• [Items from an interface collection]
· · · · ·

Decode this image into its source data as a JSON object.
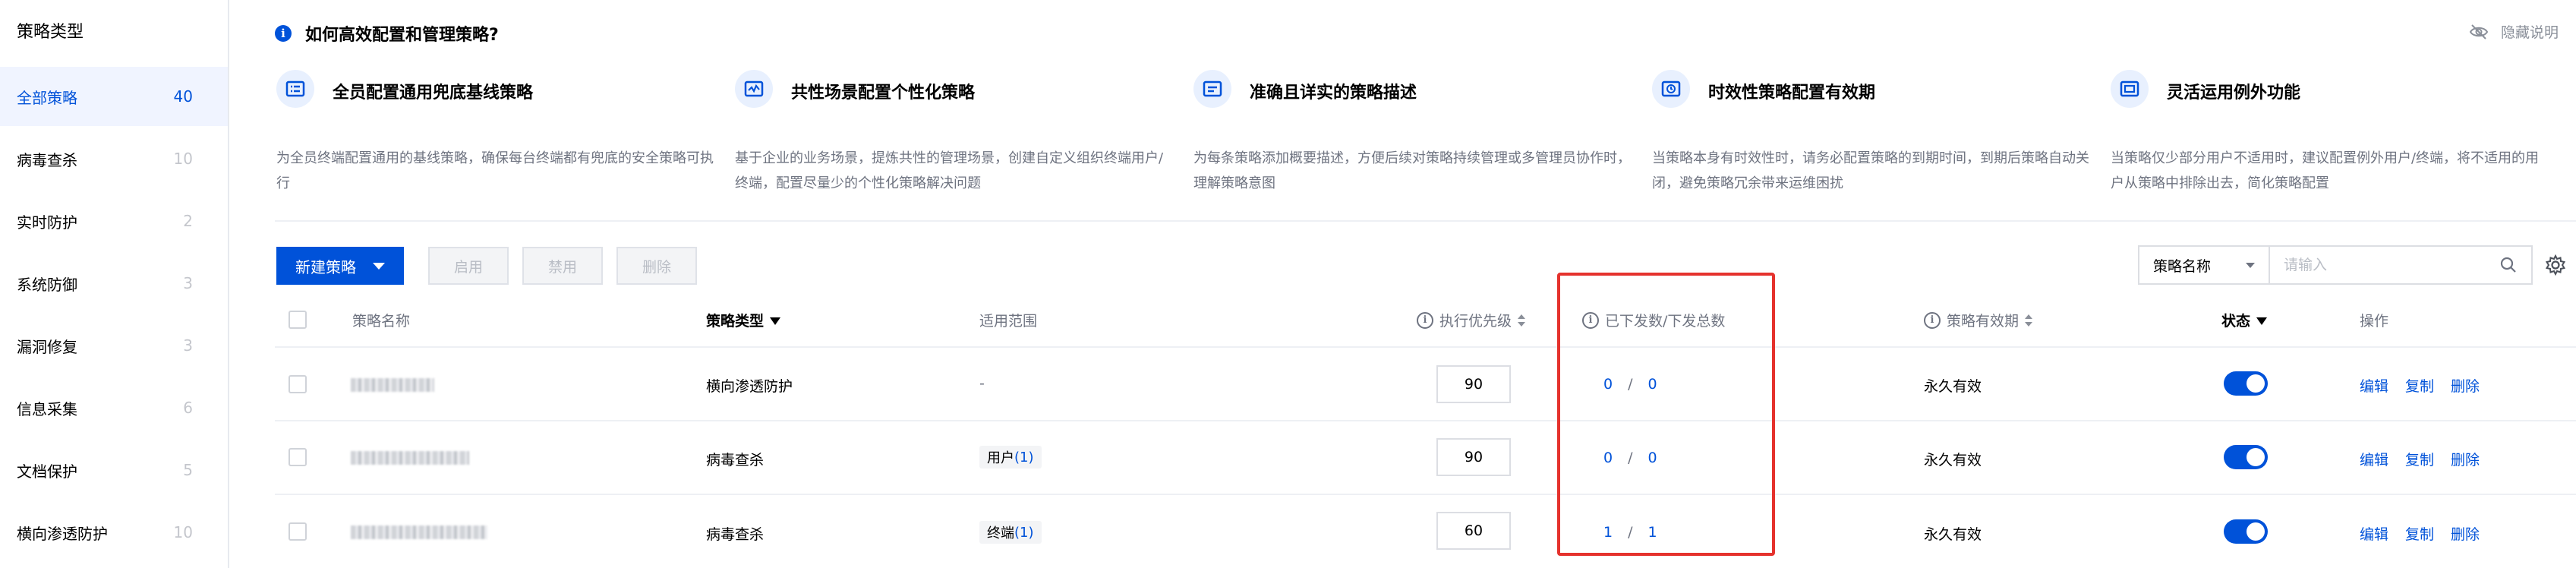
{
  "sidebar": {
    "heading": "策略类型",
    "items": [
      {
        "label": "全部策略",
        "count": "40"
      },
      {
        "label": "病毒查杀",
        "count": "10"
      },
      {
        "label": "实时防护",
        "count": "2"
      },
      {
        "label": "系统防御",
        "count": "3"
      },
      {
        "label": "漏洞修复",
        "count": "3"
      },
      {
        "label": "信息采集",
        "count": "6"
      },
      {
        "label": "文档保护",
        "count": "5"
      },
      {
        "label": "横向渗透防护",
        "count": "10"
      }
    ],
    "active_index": 0
  },
  "help": {
    "title": "如何高效配置和管理策略?",
    "hide_label": "隐藏说明",
    "tips": [
      {
        "icon": "doc-list-icon",
        "title": "全员配置通用兜底基线策略",
        "desc": "为全员终端配置通用的基线策略，确保每台终端都有兜底的安全策略可执行"
      },
      {
        "icon": "chart-pulse-icon",
        "title": "共性场景配置个性化策略",
        "desc": "基于企业的业务场景，提炼共性的管理场景，创建自定义组织终端用户/终端，配置尽量少的个性化策略解决问题"
      },
      {
        "icon": "doc-text-icon",
        "title": "准确且详实的策略描述",
        "desc": "为每条策略添加概要描述，方便后续对策略持续管理或多管理员协作时，理解策略意图"
      },
      {
        "icon": "clock-icon",
        "title": "时效性策略配置有效期",
        "desc": "当策略本身有时效性时，请务必配置策略的到期时间，到期后策略自动关闭，避免策略冗余带来运维困扰"
      },
      {
        "icon": "doc-exception-icon",
        "title": "灵活运用例外功能",
        "desc": "当策略仅少部分用户不适用时，建议配置例外用户/终端，将不适用的用户从策略中排除出去，简化策略配置"
      }
    ]
  },
  "toolbar": {
    "new_label": "新建策略",
    "enable_label": "启用",
    "disable_label": "禁用",
    "delete_label": "删除",
    "filter_field": "策略名称",
    "search_placeholder": "请输入"
  },
  "table": {
    "headers": {
      "name": "策略名称",
      "type": "策略类型",
      "scope": "适用范围",
      "priority": "执行优先级",
      "sent": "已下发数/下发总数",
      "validity": "策略有效期",
      "status": "状态",
      "ops": "操作"
    },
    "rows": [
      {
        "type": "横向渗透防护",
        "scope_label": "-",
        "scope_count": "",
        "priority": "90",
        "sent": "0",
        "total": "0",
        "validity": "永久有效",
        "enabled": true
      },
      {
        "type": "病毒查杀",
        "scope_label": "用户",
        "scope_count": "(1)",
        "priority": "90",
        "sent": "0",
        "total": "0",
        "validity": "永久有效",
        "enabled": true
      },
      {
        "type": "病毒查杀",
        "scope_label": "终端",
        "scope_count": "(1)",
        "priority": "60",
        "sent": "1",
        "total": "1",
        "validity": "永久有效",
        "enabled": true
      }
    ],
    "sent_separator": "/",
    "ops": {
      "edit": "编辑",
      "copy": "复制",
      "delete": "删除"
    }
  },
  "colors": {
    "brand": "#0052d9",
    "highlight": "#e5322d",
    "active_bg": "#f0f4ff"
  }
}
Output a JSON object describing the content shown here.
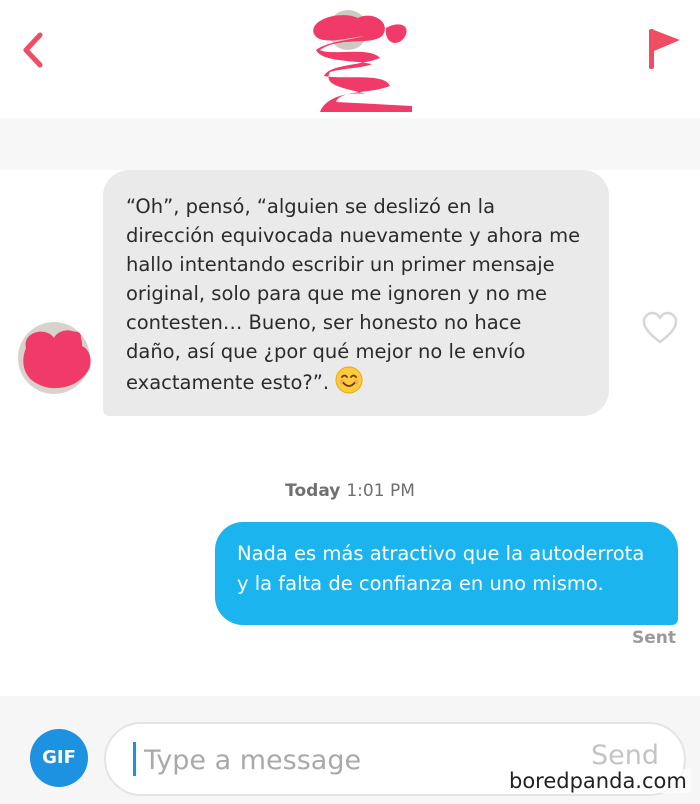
{
  "header": {
    "back_icon": "chevron-left-icon",
    "report_icon": "flag-icon",
    "avatar": "redacted-profile-avatar",
    "accent_color": "#ef4d64"
  },
  "incoming_message": {
    "text": "“Oh”, pensó, “alguien se deslizó en la\ndirección equivocada nuevamente y ahora me\nhallo intentando escribir un primer mensaje\noriginal, solo para que me ignoren y no me\ncontesten… Bueno, ser honesto no hace\ndaño, así que ¿por qué mejor no le envío\nexactamente esto?”.",
    "emoji_icon": "smiling-face-icon",
    "like_icon": "heart-outline-icon",
    "bubble_color": "#eaeaea"
  },
  "timestamp": {
    "day": "Today",
    "time": "1:01 PM"
  },
  "outgoing_message": {
    "text": "Nada es más atractivo que la autoderrota\ny la falta de confianza en uno mismo.",
    "status": "Sent",
    "bubble_color": "#1bb4ef"
  },
  "composer": {
    "gif_label": "GIF",
    "placeholder": "Type a message",
    "value": "",
    "send_label": "Send"
  },
  "watermark": "boredpanda.com"
}
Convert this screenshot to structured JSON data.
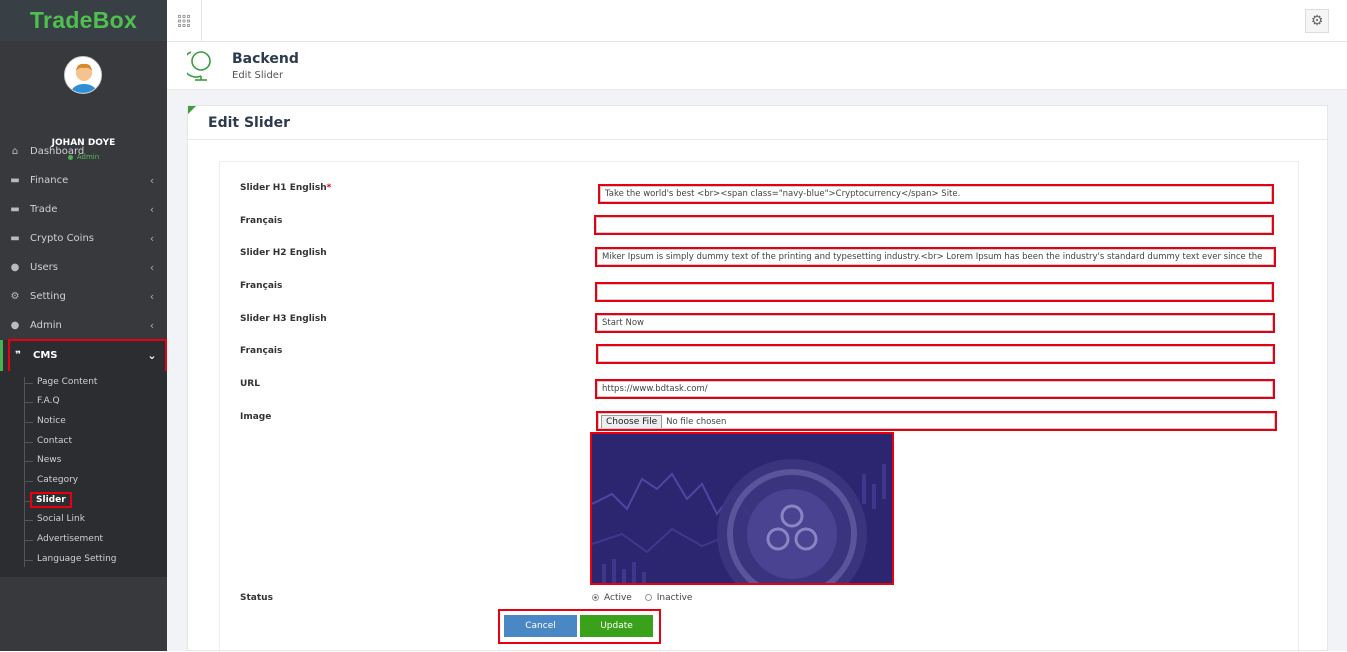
{
  "brand": "TradeBox",
  "user": {
    "name": "JOHAN DOYE",
    "role": "Admin"
  },
  "sidebar": {
    "items": [
      {
        "label": "Dashboard",
        "icon": "home-icon",
        "chevron": false
      },
      {
        "label": "Finance",
        "icon": "card-icon",
        "chevron": true
      },
      {
        "label": "Trade",
        "icon": "card-icon",
        "chevron": true
      },
      {
        "label": "Crypto Coins",
        "icon": "card-icon",
        "chevron": true
      },
      {
        "label": "Users",
        "icon": "users-icon",
        "chevron": true
      },
      {
        "label": "Setting",
        "icon": "gear-icon",
        "chevron": true
      },
      {
        "label": "Admin",
        "icon": "users-icon",
        "chevron": true
      },
      {
        "label": "CMS",
        "icon": "comments-icon",
        "chevron": true,
        "expanded": true
      }
    ],
    "cms_submenu": [
      "Page Content",
      "F.A.Q",
      "Notice",
      "Contact",
      "News",
      "Category",
      "Slider",
      "Social Link",
      "Advertisement",
      "Language Setting"
    ],
    "active_sub": "Slider"
  },
  "header": {
    "title": "Backend",
    "subtitle": "Edit Slider"
  },
  "panel": {
    "title": "Edit Slider"
  },
  "form": {
    "h1_en_label": "Slider H1 English",
    "h1_en_value": "Take the world's  best <br><span class=\"navy-blue\">Cryptocurrency</span>  Site.",
    "h1_fr_label": "Français",
    "h1_fr_value": "",
    "h2_en_label": "Slider H2 English",
    "h2_en_value": "Miker Ipsum is simply dummy text of the printing and typesetting industry.<br> Lorem Ipsum has been the industry's standard dummy text ever since the",
    "h2_fr_label": "Français",
    "h2_fr_value": "",
    "h3_en_label": "Slider H3 English",
    "h3_en_value": "Start Now",
    "h3_fr_label": "Français",
    "h3_fr_value": "",
    "url_label": "URL",
    "url_value": "https://www.bdtask.com/",
    "image_label": "Image",
    "file_button": "Choose File",
    "file_status": "No file chosen",
    "status_label": "Status",
    "status_active": "Active",
    "status_inactive": "Inactive",
    "status_selected": "Active"
  },
  "buttons": {
    "cancel": "Cancel",
    "update": "Update"
  },
  "colors": {
    "brand": "#4fc04f",
    "sidebar": "#37393c",
    "highlight": "#e60012",
    "cancel": "#4a87c5",
    "update": "#3aa21a"
  }
}
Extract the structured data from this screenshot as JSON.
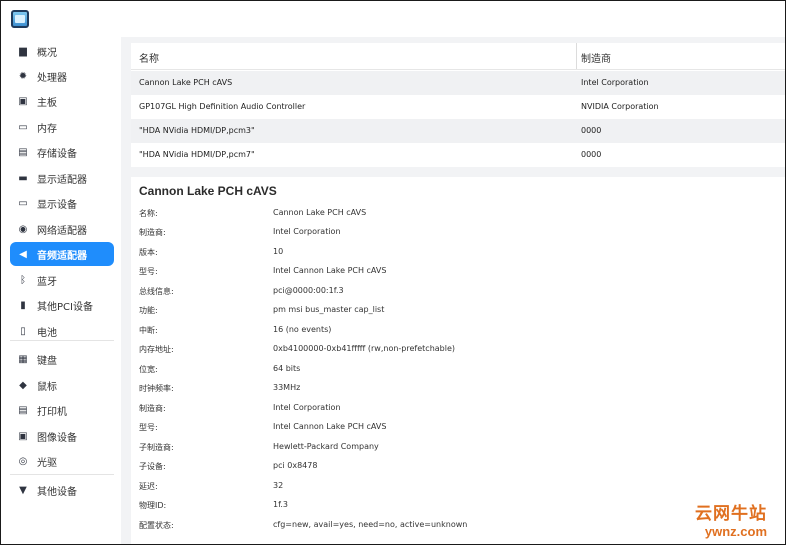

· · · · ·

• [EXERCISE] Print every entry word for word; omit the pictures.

• [EXPECTED ANSWER]
Decode this image into its source data as a JSON object.
{
  "sidebar": {
    "heading": "策略类型",
    "items": [
      {
        "label": "全部策略",
        "count": "40"
      },
      {
        "label": "病毒查杀",
        "count": "10"
      },
      {
        "label": "实时防护",
        "count": "2"
      },
      {
        "label": "系统防御",
        "count": "3"
      },
      {
        "label": "漏洞修复",
        "count": "3"
      },
      {
        "label": "信息采集",
        "count": "6"
      },
      {
        "label": "文档保护",
        "count": "5"
      },
      {
        "label": "横向渗透防护",
        "count": "10"
      }
    ],
    "active_index": 0
  },
  "help": {
    "title": "如何高效配置和管理策略?",
    "hide_label": "隐藏说明",
    "tips": [
      {
        "icon": "doc-list-icon",
        "title": "全员配置通用兜底基线策略",
        "desc": "为全员终端配置通用的基线策略，确保每台终端都有兜底的安全策略可执行"
      },
      {
        "icon": "chart-pulse-icon",
        "title": "共性场景配置个性化策略",
        "desc": "基于企业的业务场景，提炼共性的管理场景，创建自定义组织终端用户/终端，配置尽量少的个性化策略解决问题"
      },
      {
        "icon": "doc-text-icon",
        "title": "准确且详实的策略描述",
        "desc": "为每条策略添加概要描述，方便后续对策略持续管理或多管理员协作时，理解策略意图"
      },
      {
        "icon": "clock-icon",
        "title": "时效性策略配置有效期",
        "desc": "当策略本身有时效性时，请务必配置策略的到期时间，到期后策略自动关闭，避免策略冗余带来运维困扰"
      },
      {
        "icon": "doc-exception-icon",
        "title": "灵活运用例外功能",
        "desc": "当策略仅少部分用户不适用时，建议配置例外用户/终端，将不适用的用户从策略中排除出去，简化策略配置"
      }
    ]
  },
  "toolbar": {
    "new_label": "新建策略",
    "enable_label": "启用",
    "disable_label": "禁用",
    "delete_label": "删除",
    "filter_field": "策略名称",
    "search_placeholder": "请输入"
  },
  "table": {
    "headers": {
      "name": "策略名称",
      "type": "策略类型",
      "scope": "适用范围",
      "priority": "执行优先级",
      "sent": "已下发数/下发总数",
      "validity": "策略有效期",
      "status": "状态",
      "ops": "操作"
    },
    "rows": [
      {
        "type": "横向渗透防护",
        "scope_label": "-",
        "scope_count": "",
        "priority": "90",
        "sent": "0",
        "total": "0",
        "validity": "永久有效",
        "enabled": true
      },
      {
        "type": "病毒查杀",
        "scope_label": "用户",
        "scope_count": "(1)",
        "priority": "90",
        "sent": "0",
        "total": "0",
        "validity": "永久有效",
        "enabled": true
      },
      {
        "type": "病毒查杀",
        "scope_label": "终端",
        "scope_count": "(1)",
        "priority": "60",
        "sent": "1",
        "total": "1",
        "validity": "永久有效",
        "enabled": true
      }
    ],
    "sent_separator": "/",
    "ops": {
      "edit": "编辑",
      "copy": "复制",
      "delete": "删除"
    }
  },
  "colors": {
    "brand": "#0052d9",
    "highlight": "#e5322d",
    "active_bg": "#f0f4ff"
  }
}
Output a JSON object describing the content shown here.
{
  "header": {
    "back_icon": "chevron-left-icon",
    "report_icon": "flag-icon",
    "avatar": "redacted-profile-avatar",
    "accent_color": "#ef4d64"
  },
  "incoming_message": {
    "text": "“Oh”, pensó, “alguien se deslizó en la\ndirección equivocada nuevamente y ahora me\nhallo intentando escribir un primer mensaje\noriginal, solo para que me ignoren y no me\ncontesten… Bueno, ser honesto no hace\ndaño, así que ¿por qué mejor no le envío\nexactamente esto?”.",
    "emoji_icon": "smiling-face-icon",
    "like_icon": "heart-outline-icon",
    "bubble_color": "#eaeaea"
  },
  "timestamp": {
    "day": "Today",
    "time": "1:01 PM"
  },
  "outgoing_message": {
    "text": "Nada es más atractivo que la autoderrota\ny la falta de confianza en uno mismo.",
    "status": "Sent",
    "bubble_color": "#1bb4ef"
  },
  "composer": {
    "gif_label": "GIF",
    "placeholder": "Type a message",
    "value": "",
    "send_label": "Send"
  },
  "watermark": "boredpanda.com"
}
Convert this screenshot to structured JSON data.
{
  "brand": "TradeBox",
  "user": {
    "name": "JOHAN DOYE",
    "role": "Admin"
  },
  "sidebar": {
    "items": [
      {
        "label": "Dashboard",
        "icon": "home-icon",
        "chevron": false
      },
      {
        "label": "Finance",
        "icon": "card-icon",
        "chevron": true
      },
      {
        "label": "Trade",
        "icon": "card-icon",
        "chevron": true
      },
      {
        "label": "Crypto Coins",
        "icon": "card-icon",
        "chevron": true
      },
      {
        "label": "Users",
        "icon": "users-icon",
        "chevron": true
      },
      {
        "label": "Setting",
        "icon": "gear-icon",
        "chevron": true
      },
      {
        "label": "Admin",
        "icon": "users-icon",
        "chevron": true
      },
      {
        "label": "CMS",
        "icon": "comments-icon",
        "chevron": true,
        "expanded": true
      }
    ],
    "cms_submenu": [
      "Page Content",
      "F.A.Q",
      "Notice",
      "Contact",
      "News",
      "Category",
      "Slider",
      "Social Link",
      "Advertisement",
      "Language Setting"
    ],
    "active_sub": "Slider"
  },
  "header": {
    "title": "Backend",
    "subtitle": "Edit Slider"
  },
  "panel": {
    "title": "Edit Slider"
  },
  "form": {
    "h1_en_label": "Slider H1 English",
    "h1_en_value": "Take the world's  best <br><span class=\"navy-blue\">Cryptocurrency</span>  Site.",
    "h1_fr_label": "Français",
    "h1_fr_value": "",
    "h2_en_label": "Slider H2 English",
    "h2_en_value": "Miker Ipsum is simply dummy text of the printing and typesetting industry.<br> Lorem Ipsum has been the industry's standard dummy text ever since the",
    "h2_fr_label": "Français",
    "h2_fr_value": "",
    "h3_en_label": "Slider H3 English",
    "h3_en_value": "Start Now",
    "h3_fr_label": "Français",
    "h3_fr_value": "",
    "url_label": "URL",
    "url_value": "https://www.bdtask.com/",
    "image_label": "Image",
    "file_button": "Choose File",
    "file_status": "No file chosen",
    "status_label": "Status",
    "status_active": "Active",
    "status_inactive": "Inactive",
    "status_selected": "Active"
  },
  "buttons": {
    "cancel": "Cancel",
    "update": "Update"
  },
  "colors": {
    "brand": "#4fc04f",
    "sidebar": "#37393c",
    "highlight": "#e60012",
    "cancel": "#4a87c5",
    "update": "#3aa21a"
  }
}
Extract the structured data from this screenshot as JSON.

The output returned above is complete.